Park Slope brunch spot, Rana Fifteen, fundraises for Turkey’s earthquake victims

Rana Fifteen Turkish Brunch with Menemen by Michael Tulipan_MST Creative PR
Rana Fifteen was named after the restaurant owner’s mother who lives in Turkey and currently serves as a cooking adviser through FaceTime on a daily bases.
Photo courtesy of Travis Signs.

A beloved Park Slope Turkish restaurant is hosting a pair of brunch fundraisers to raise money for the victims of the devastating earthquakes that rocked Turkey. 

Rana Fifteen, on Fourth Avenue and Union Street, will donate 100% of profits from their brunch on Saturday and Sunday, with funds aiming to help those struggling after the horrific disasters. 

The devastating 7.8 and 7.5 magnitude earthquakes that impacted Turkey and Syria on Monday have already left 20,000 people dead, thousands injured and destroyed 6,444 buildings across 10 provinces of Turkey alone. 

Countless people lost their homes in freezing conditions — and while governments around the world and the U.N. have offered aid and rescuers to assist efforts, some Brooklynites want to help too.

“When I first heard what happened, I was devastated and I kept wondering how are they going to survive?” said Ahmet Kiranbay, co-owner of Rana Fifteen, who’s originally from Izmir, Turkey. “Over there, it’s not like New York.
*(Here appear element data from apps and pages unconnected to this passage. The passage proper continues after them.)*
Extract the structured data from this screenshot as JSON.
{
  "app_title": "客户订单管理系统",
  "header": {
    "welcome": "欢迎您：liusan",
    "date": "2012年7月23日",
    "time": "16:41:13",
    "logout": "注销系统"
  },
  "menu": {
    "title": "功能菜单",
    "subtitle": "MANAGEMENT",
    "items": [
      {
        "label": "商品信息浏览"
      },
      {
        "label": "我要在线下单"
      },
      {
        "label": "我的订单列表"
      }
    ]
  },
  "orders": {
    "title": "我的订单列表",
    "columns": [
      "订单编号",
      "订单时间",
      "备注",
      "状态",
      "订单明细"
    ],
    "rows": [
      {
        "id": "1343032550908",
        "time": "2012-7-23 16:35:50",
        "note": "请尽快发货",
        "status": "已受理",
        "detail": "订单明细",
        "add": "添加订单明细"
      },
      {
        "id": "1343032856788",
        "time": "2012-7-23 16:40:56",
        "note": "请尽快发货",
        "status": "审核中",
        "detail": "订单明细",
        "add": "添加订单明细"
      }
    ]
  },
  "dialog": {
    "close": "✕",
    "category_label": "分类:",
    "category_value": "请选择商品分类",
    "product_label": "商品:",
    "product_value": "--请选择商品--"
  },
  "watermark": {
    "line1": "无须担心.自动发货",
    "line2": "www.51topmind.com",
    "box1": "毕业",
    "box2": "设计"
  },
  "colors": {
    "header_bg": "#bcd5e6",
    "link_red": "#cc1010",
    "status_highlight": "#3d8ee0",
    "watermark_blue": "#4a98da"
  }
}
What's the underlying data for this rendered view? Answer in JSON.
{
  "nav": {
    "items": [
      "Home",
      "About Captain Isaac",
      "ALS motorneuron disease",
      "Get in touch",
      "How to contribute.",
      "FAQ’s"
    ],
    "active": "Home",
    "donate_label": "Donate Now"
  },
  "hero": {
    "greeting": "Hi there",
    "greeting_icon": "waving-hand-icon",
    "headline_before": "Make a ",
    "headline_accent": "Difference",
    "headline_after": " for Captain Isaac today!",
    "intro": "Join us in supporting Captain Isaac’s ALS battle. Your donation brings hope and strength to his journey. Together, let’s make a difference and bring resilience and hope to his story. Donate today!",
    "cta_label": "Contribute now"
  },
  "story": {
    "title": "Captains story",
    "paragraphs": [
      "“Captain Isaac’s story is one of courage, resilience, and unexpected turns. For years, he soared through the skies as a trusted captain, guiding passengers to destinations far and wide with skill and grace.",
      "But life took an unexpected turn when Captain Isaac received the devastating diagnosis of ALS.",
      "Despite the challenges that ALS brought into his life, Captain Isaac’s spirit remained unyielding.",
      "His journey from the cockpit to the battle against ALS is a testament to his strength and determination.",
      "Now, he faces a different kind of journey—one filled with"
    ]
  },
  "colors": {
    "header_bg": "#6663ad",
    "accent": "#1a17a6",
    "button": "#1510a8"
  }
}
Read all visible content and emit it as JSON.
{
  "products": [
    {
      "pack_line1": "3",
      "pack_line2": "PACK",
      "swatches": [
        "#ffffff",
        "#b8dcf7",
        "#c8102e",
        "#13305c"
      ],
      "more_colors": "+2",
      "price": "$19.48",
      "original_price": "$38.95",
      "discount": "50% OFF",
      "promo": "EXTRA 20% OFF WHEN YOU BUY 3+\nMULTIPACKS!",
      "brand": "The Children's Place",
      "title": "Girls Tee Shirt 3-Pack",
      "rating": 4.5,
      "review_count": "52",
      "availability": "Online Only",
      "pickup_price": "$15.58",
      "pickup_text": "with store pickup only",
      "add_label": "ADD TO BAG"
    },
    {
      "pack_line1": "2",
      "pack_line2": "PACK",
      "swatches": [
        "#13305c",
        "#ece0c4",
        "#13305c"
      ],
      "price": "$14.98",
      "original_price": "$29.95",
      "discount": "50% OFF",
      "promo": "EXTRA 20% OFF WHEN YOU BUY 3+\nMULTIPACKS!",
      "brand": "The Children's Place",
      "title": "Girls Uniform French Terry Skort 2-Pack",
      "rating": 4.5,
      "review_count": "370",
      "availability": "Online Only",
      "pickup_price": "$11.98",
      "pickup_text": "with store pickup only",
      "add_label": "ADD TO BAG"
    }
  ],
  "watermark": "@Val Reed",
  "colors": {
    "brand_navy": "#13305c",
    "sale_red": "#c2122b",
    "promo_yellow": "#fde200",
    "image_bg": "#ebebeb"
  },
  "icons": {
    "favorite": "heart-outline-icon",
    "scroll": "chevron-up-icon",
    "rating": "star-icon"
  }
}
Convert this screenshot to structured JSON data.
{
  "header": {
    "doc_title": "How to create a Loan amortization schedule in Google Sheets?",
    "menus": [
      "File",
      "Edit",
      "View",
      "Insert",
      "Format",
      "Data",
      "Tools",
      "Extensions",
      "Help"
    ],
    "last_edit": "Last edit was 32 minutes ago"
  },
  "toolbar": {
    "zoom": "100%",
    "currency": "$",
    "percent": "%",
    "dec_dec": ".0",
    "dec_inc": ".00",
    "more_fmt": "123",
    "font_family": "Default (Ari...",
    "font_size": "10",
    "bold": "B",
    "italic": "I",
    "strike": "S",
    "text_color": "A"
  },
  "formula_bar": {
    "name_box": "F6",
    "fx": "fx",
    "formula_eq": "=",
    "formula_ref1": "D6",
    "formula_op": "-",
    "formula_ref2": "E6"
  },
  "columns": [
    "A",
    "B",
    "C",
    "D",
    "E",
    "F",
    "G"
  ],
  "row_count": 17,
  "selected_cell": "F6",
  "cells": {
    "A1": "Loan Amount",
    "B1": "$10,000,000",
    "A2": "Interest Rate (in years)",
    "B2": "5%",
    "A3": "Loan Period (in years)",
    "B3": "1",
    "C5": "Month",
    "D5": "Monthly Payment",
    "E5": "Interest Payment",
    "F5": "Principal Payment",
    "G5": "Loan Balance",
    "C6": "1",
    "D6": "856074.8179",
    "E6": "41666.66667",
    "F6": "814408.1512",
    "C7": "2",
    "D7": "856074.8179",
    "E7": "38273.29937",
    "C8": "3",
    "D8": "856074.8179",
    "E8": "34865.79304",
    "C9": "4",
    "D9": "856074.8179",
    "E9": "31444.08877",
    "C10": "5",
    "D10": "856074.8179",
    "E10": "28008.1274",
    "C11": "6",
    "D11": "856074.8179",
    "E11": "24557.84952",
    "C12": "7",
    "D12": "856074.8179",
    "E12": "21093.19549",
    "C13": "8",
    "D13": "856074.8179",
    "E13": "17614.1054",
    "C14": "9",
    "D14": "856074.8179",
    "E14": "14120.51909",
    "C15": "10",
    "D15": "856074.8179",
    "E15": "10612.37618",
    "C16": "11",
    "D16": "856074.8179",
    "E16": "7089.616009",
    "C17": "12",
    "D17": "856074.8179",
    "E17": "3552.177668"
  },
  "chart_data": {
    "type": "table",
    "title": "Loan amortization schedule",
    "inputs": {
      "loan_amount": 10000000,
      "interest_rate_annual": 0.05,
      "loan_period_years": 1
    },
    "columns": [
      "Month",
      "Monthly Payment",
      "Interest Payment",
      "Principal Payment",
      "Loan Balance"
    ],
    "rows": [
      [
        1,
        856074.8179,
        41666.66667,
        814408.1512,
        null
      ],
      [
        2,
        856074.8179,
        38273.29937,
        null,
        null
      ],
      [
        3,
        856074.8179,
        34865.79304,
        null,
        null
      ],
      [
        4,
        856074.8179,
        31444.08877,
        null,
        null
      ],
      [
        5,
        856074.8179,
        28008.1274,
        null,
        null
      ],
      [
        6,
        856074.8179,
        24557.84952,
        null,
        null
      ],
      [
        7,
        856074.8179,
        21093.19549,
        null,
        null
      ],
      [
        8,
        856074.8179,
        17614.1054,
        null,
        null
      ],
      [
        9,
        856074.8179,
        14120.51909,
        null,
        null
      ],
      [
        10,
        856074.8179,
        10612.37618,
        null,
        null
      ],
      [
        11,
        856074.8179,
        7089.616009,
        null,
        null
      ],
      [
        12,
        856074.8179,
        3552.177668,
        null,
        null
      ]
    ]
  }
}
It’s all old buildings, historical places. 

“That part of the country [southeast] is mostly a farming area where families commonly live together in one household, with kids and grandparents so they don’t have many places to go.”

The money raised through the weekend will be donated to the Bridge to Turkiye Earthquake Relief Fund, a community-based development focused organization established in 2003 by Turkish American volunteers. 

Rana Fifteen dinning room
Rana Fifteen started serving traditional Turkish breakfast a month ago. The menu is influenced by Kiranbay’s upbringing in coastal western Turkey’s, Izmir. Photo courtesy of Rana Fifteen.

The fund has published daily updates of donations received and relief operations in place that include sheltering, food, water and medical both for helping volunteers at the impacted sites and those who have been rescued.

“They’re digging with their own hands because they don’t have enough machinery and they need as much help as they can get,” said Kiranbay. “I put myself in their position and I can’t imagine how I would feel and what I would do if my loved ones were missing. My brother felt the earthquake and said it was very long, strong and scary.”

Kiranbay says he has been receiving a lot of support from his regular customers since the news broke earlier this week.

Brunch will be composed of fifteen dishes, including eggs, pancakes, sides, fresh fruit, jams and more.

“Eating Turkish breakfast heals broken hearts,” said Kiranbay. “It makes people have conversations that could fix the economy. It’s food that opens people’s hearts.”

Service will go from 11 a.m. to 3 p.m.. The restaurant will cover all food and labor costs. Tickets are $50 per person.